MICHAEL PARMLY: The trade-off being - OK, we will send doctors to your country, we will take patients from your country but we expect your support on UN votes, we expect your support on economic issues around the world, and that's the payment that's made.
Cuba's overseas medical corps now numbers more than 27,000. It has dispatched doctors across Latin America, with Venezuela being the largest recipient. Cuba's deal with Venezuela swaps doctors for oil. Cuba gets 90,000 barrels of oil a day for the next 15 years - a cut-price deal on oil reported to be worth up to a billion dollars. In return, Venezuela gets more than 22,000 Cuban doctors.
DR JUAN TRAINA, CENTRE OF STUDY ON THE CUBAN ECONOMY, (Translation): The agreement with Venezuela, or at least the public agreement with Venezuela, is that Cuba supplies services to Venezuela and not only medical services. A common account has been established in which it compensates Cuban imports with Venezuelan services. I don't have an exact figure of how much money does Cuba make out its doctors in Venezuela, but a part of this money is used to pay for the oil. But I sustain that the most important thing here is the stability of supplies of oil from Venezuela to Cuba.
There is no doubt that medicine in Cuba is now big business. Revenues raised across the health sector now rival those generated from tourism. Cuban authorities are reluctant to release official figures, but government economist Dr Juan Traina says figures released last year give an indication of the worth of the health sector.
DR JUAN TRAINA: Around 2 billion, 2.5 billion, maybe.
REPORTER: And the tourism sector?
DR JUAN TRAINA: It is the same figures.
And now Cuba has combined its health and tourism sectors, profiting from medical tourism. Scores of Venezuelans are lining up for free eye surgery in Havana as part of the two nations' medical care-for-oil deal.
DR ALBERTO BARRIENTOS, EYE SURGEON,(Translation): Be careful. Don't lean on this. Move closer.
REPORTER: Where is he from?
DR ALBERTO BARRIENTOS: Venezuela.
Not all patients get this for free. Medical tourism has become a nice little earner for Cuba at this state-run hospital for foreigners.
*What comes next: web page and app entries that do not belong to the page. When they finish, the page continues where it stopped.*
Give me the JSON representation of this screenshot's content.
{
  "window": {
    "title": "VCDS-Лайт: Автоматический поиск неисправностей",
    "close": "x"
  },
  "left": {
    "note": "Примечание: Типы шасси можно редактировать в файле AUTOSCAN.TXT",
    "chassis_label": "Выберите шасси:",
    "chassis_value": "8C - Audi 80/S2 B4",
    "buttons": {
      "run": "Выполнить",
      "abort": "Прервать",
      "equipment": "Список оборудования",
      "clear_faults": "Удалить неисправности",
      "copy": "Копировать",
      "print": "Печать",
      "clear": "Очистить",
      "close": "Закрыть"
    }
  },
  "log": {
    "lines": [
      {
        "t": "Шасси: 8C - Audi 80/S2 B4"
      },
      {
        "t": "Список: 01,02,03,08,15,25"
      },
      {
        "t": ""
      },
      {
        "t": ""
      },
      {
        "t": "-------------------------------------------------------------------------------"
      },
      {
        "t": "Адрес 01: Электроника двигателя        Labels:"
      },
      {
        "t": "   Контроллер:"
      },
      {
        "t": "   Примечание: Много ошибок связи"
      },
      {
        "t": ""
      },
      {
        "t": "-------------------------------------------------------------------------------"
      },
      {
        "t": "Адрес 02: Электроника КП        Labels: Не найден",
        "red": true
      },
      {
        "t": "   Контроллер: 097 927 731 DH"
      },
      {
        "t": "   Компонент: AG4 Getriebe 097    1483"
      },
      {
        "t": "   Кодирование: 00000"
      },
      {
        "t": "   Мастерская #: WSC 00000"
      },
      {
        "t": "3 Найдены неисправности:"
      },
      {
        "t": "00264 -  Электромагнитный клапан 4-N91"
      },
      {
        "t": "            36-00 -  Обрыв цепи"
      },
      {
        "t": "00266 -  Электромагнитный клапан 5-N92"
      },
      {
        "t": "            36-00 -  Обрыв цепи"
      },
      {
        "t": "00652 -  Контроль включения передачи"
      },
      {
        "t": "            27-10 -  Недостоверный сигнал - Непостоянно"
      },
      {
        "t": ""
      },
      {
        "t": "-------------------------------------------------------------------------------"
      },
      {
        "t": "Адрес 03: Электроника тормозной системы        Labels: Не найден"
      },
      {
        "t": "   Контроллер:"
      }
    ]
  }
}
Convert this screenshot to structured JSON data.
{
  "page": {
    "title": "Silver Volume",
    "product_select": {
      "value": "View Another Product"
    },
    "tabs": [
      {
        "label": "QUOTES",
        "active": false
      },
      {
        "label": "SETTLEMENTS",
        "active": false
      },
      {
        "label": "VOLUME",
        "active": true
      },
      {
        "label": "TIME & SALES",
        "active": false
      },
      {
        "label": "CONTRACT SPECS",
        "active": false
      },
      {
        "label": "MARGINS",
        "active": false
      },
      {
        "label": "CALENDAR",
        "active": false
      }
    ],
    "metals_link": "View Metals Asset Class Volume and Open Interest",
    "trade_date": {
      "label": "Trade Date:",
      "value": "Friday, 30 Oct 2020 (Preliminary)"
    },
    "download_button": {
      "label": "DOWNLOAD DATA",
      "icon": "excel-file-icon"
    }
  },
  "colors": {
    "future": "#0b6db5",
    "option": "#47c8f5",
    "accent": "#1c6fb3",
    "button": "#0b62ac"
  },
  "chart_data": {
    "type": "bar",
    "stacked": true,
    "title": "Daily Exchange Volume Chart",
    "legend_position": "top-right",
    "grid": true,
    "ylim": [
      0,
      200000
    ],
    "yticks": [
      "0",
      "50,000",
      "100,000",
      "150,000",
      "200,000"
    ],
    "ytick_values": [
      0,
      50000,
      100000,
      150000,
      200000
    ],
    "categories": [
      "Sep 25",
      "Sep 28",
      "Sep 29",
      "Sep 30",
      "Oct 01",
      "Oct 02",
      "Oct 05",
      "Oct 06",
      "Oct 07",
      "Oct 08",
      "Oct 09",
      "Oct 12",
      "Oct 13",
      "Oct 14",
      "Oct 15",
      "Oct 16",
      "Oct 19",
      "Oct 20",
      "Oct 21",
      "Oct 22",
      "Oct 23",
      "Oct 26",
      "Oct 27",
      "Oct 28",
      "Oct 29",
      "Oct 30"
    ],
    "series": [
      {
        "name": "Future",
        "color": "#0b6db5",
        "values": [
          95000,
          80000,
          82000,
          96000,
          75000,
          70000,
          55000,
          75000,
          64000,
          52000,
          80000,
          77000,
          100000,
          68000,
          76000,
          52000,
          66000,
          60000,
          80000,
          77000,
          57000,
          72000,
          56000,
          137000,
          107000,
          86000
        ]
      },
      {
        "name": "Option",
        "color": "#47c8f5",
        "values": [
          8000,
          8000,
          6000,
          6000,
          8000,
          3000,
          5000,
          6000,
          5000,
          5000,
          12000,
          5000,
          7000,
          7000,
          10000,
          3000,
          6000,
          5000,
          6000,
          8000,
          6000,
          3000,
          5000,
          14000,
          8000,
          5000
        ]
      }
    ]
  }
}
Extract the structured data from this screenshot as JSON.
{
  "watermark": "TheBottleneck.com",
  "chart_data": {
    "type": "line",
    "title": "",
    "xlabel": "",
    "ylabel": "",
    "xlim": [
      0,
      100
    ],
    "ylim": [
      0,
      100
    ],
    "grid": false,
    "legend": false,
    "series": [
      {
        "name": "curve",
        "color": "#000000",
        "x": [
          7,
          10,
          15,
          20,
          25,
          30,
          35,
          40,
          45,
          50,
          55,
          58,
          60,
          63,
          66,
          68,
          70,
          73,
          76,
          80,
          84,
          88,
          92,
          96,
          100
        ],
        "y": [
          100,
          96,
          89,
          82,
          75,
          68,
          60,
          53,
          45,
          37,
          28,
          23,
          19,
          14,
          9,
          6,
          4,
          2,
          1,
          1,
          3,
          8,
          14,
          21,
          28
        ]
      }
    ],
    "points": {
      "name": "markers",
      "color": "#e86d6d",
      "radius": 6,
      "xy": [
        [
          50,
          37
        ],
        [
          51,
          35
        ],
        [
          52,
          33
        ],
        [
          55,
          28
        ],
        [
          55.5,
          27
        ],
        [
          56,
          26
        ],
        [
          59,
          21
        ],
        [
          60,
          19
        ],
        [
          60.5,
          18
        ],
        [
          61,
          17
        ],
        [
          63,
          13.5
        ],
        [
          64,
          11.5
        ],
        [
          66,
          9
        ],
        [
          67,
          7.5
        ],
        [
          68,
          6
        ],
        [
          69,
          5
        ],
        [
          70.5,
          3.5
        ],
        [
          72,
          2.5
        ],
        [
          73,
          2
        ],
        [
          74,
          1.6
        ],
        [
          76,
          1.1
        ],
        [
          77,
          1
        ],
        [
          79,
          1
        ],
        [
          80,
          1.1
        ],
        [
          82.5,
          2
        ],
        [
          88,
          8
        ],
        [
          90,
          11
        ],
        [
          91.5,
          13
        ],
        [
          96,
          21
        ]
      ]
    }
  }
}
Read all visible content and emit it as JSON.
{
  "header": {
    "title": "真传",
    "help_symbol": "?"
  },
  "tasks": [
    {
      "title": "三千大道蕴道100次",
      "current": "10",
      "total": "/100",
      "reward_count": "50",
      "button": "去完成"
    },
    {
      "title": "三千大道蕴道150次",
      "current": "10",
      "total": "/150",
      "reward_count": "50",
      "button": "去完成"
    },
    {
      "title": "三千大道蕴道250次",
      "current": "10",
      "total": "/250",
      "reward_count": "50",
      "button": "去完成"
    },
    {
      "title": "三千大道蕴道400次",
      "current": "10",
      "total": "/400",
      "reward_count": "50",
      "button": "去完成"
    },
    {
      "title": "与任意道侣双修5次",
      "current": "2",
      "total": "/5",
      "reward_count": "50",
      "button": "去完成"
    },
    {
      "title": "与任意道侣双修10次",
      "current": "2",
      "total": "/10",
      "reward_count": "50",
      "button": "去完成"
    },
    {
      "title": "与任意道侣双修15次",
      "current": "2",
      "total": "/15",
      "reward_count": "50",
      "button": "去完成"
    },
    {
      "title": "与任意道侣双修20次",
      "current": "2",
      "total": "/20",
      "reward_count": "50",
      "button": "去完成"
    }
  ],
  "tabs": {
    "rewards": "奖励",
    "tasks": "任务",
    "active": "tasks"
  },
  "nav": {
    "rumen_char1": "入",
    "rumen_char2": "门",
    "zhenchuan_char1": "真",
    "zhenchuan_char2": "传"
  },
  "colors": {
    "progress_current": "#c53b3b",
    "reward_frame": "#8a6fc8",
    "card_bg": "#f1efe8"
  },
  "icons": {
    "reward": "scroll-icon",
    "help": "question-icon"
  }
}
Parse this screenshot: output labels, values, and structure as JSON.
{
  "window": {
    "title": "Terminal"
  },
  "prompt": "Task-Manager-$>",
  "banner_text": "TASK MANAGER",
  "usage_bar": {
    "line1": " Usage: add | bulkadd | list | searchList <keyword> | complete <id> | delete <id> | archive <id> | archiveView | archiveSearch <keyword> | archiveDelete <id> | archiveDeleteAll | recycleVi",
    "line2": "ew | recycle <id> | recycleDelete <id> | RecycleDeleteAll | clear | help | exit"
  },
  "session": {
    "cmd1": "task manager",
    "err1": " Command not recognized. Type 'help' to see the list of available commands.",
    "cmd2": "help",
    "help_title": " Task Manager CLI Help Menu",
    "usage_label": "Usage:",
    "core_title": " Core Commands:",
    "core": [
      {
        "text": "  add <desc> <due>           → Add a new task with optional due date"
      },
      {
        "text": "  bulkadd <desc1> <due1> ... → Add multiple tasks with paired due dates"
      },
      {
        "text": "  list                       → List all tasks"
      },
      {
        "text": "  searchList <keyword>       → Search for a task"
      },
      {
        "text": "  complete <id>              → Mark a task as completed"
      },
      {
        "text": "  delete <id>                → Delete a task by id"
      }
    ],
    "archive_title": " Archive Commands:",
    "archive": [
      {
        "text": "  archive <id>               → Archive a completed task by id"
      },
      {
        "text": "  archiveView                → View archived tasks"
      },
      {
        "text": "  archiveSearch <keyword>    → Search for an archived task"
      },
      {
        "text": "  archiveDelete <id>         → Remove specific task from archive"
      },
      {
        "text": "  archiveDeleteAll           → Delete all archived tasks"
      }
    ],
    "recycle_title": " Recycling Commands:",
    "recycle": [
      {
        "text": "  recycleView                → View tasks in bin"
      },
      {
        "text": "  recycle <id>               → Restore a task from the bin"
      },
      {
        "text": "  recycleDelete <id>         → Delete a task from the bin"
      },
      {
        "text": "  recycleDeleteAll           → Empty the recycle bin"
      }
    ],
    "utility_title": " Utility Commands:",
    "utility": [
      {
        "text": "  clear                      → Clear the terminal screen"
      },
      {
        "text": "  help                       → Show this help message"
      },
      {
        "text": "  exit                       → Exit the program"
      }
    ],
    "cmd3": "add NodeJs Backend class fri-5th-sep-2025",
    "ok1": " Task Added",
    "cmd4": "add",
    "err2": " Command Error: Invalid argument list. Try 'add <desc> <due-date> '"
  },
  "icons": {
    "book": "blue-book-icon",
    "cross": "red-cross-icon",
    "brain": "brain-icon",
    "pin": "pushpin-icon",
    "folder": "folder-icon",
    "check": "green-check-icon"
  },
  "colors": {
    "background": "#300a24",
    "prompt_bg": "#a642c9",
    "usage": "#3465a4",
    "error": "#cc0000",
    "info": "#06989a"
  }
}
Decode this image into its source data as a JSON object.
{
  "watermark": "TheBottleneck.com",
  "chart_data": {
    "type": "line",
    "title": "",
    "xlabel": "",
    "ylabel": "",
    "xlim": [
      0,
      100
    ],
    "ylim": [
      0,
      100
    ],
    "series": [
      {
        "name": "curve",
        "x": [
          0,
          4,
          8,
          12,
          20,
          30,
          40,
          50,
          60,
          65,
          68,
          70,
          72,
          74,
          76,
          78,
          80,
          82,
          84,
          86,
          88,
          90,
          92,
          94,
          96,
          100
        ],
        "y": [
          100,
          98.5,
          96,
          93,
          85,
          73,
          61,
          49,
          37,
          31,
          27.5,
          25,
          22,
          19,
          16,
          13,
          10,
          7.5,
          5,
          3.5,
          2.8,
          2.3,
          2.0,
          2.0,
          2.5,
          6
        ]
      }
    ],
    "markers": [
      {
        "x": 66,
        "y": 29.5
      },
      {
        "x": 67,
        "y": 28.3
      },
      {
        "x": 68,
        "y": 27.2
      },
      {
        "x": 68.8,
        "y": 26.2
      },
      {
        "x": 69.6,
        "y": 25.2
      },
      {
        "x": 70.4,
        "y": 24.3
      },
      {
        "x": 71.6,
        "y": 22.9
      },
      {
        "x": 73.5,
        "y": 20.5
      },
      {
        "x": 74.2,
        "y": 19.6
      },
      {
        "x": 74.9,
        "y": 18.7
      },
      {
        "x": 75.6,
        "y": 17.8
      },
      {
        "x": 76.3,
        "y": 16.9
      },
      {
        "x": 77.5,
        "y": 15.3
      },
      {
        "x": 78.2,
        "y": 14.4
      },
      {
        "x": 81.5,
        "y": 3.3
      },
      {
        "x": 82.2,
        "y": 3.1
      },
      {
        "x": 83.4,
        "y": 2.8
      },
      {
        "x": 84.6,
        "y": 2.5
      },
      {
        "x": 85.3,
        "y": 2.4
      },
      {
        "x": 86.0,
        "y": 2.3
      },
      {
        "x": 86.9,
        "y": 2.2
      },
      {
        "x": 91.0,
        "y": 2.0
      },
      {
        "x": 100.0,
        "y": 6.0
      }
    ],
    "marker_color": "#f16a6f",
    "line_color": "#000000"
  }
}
ELIZABETH RAMOS SANCHEZ, COMMERCIAL DIRECTOR, CAMILO CIENFUEGOS (Translation): The clinic has 62 rooms. It's running at full capacity. Having lots of our patients under day care is part of our strategy. We also have patients in hotels. That's the reason why we ask patients to send their records in advance. The clinic is now totally packed.
Matthias Cuno is following the lead of his uncle in coming to Cuba from Germany to seek treatment for retinitis pigmentosa, or tunnel vision.
MATTHIAS CUNO, INTERNATIONAL PATIENT, GERMAN (Translation): My uncle also had the disease. Its genetic. My uncle came to Cuba for the treatment. We found out about this clinic through the television and from other sources. After he received the treatment I decided to come here. I came last year for my first operation. And now this is my second trip to follow it up.
The United States - a nation where medicine is very much big business - has responded by accusing and condemning Cuba for attempting to do the same.
REPORTER: Why is health and medicine targeted?
MICHAEL PARMLY: Because medicine has a humanitarian aspect and it has a business aspect and so what we are targeting is the business aspect, and so much of what Cuban medicine is, is a business. It has nothing to do with the humanitarian side - you know, the Hippocratic oath and curing someone who is sick. It's about business and it's about cold, hard business.
Cuba's health system has evolved out of necessity. The battle to beat the sanctions is a constant in everyone's lives, but there is also hope that if the US ever eased or dismantled its economic blockade, increased prosperity would flow to all.
DR JUAN TRAINA, (Translation): And I am convinced that if the United States were to lift its sanctions against Cuba many Americans would come to Cuba to get treatment and to solve their health problems because they are not covered by medical insurance. And Cuba would become a cheaper option, offering even better than what is available to them in the US.